- At the time of the search, the defendant is within reaching distance of the interior of the vehicle, or
- the officers have a reasonable belief that the vehicle contains evidence of the offense for which the defendant is being arrested.
The Gant case is a push in the right direction to protect everyone’s 4th amendment rights as applied to the State of Florida via the 14th amendment. As a Jacksonville Criminal Defense Attorney, I have seen many cases that were dismissed due to unlawful searches and seizures. When a Jacksonville police officer conducts an unlawful search of a defendant’s vehicle, he is violating the defendant’s constitutional rights. The proper remedy is to suppress any evidence that the Jacksonville police officer found in violation of the such rights.
The Gant case will be extremely favorable to any Jacksonville criminal defendant that was subject to a search incident to arrest of his vehicle.

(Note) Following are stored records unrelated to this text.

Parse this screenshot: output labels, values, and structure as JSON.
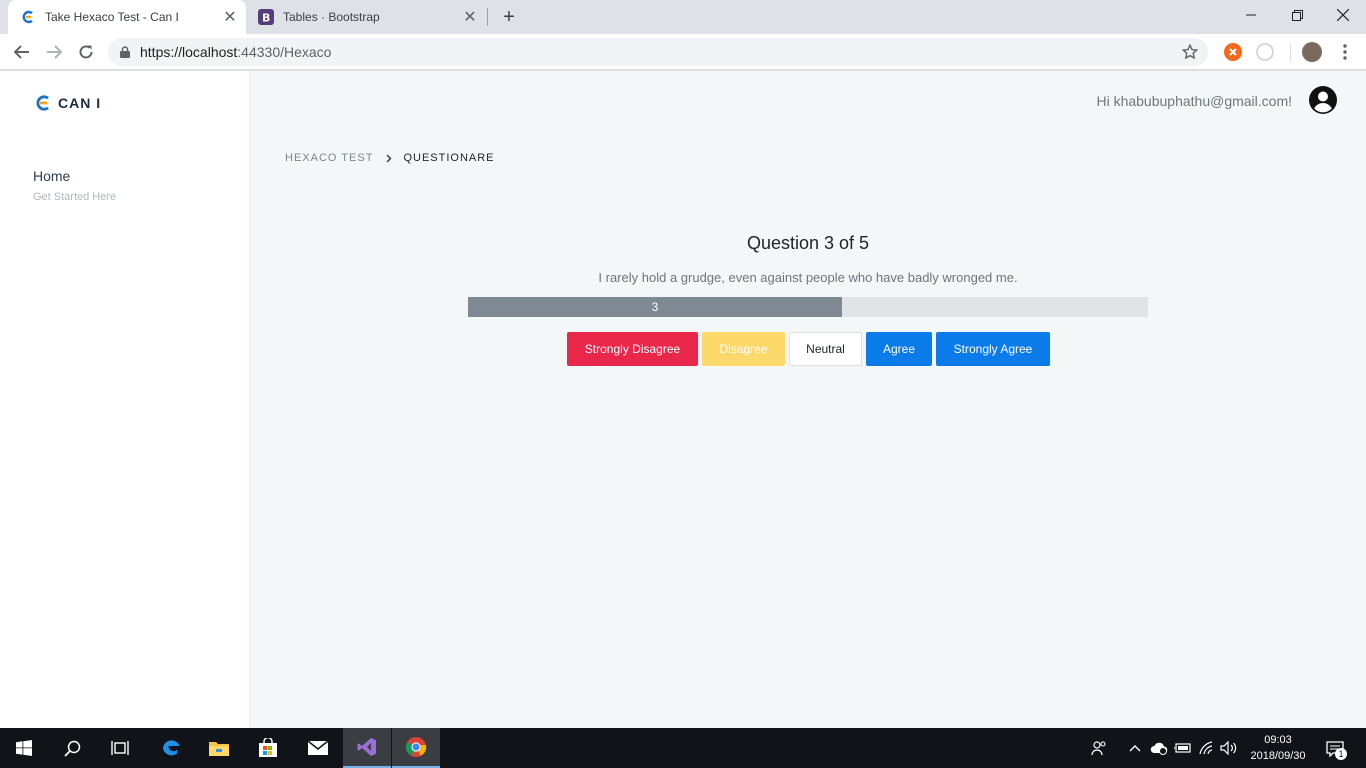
{
  "browser": {
    "tabs": [
      {
        "title": "Take Hexaco Test - Can I",
        "active": true,
        "favicon": "cani-logo-icon"
      },
      {
        "title": "Tables · Bootstrap",
        "active": false,
        "favicon": "bootstrap-icon"
      }
    ],
    "new_tab_symbol": "+",
    "close_symbol": "✕",
    "url_host": "https://localhost",
    "url_rest": ":44330/Hexaco"
  },
  "app": {
    "brand": "CAN I",
    "sidebar": {
      "home_label": "Home",
      "home_sub": "Get Started Here"
    },
    "greeting": "Hi khabubuphathu@gmail.com!",
    "breadcrumb": [
      "HEXACO TEST",
      "QUESTIONARE"
    ],
    "question": {
      "title": "Question 3 of 5",
      "text": "I rarely hold a grudge, even against people who have badly wronged me.",
      "progress_label": "3",
      "progress_fraction": 0.55
    },
    "answers": [
      "Strongly Disagree",
      "Disagree",
      "Neutral",
      "Agree",
      "Strongly Agree"
    ]
  },
  "taskbar": {
    "time": "09:03",
    "date": "2018/09/30",
    "notification_count": "1"
  },
  "colors": {
    "strongly_disagree": "#e8274b",
    "disagree": "#fdd86b",
    "agree": "#0a7be9",
    "progress_fill": "#7e8993"
  }
}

For more information about Jacksonville searches and seizures contact a Jacksonville Criminal Defense Lawyer at (904) 685-1200.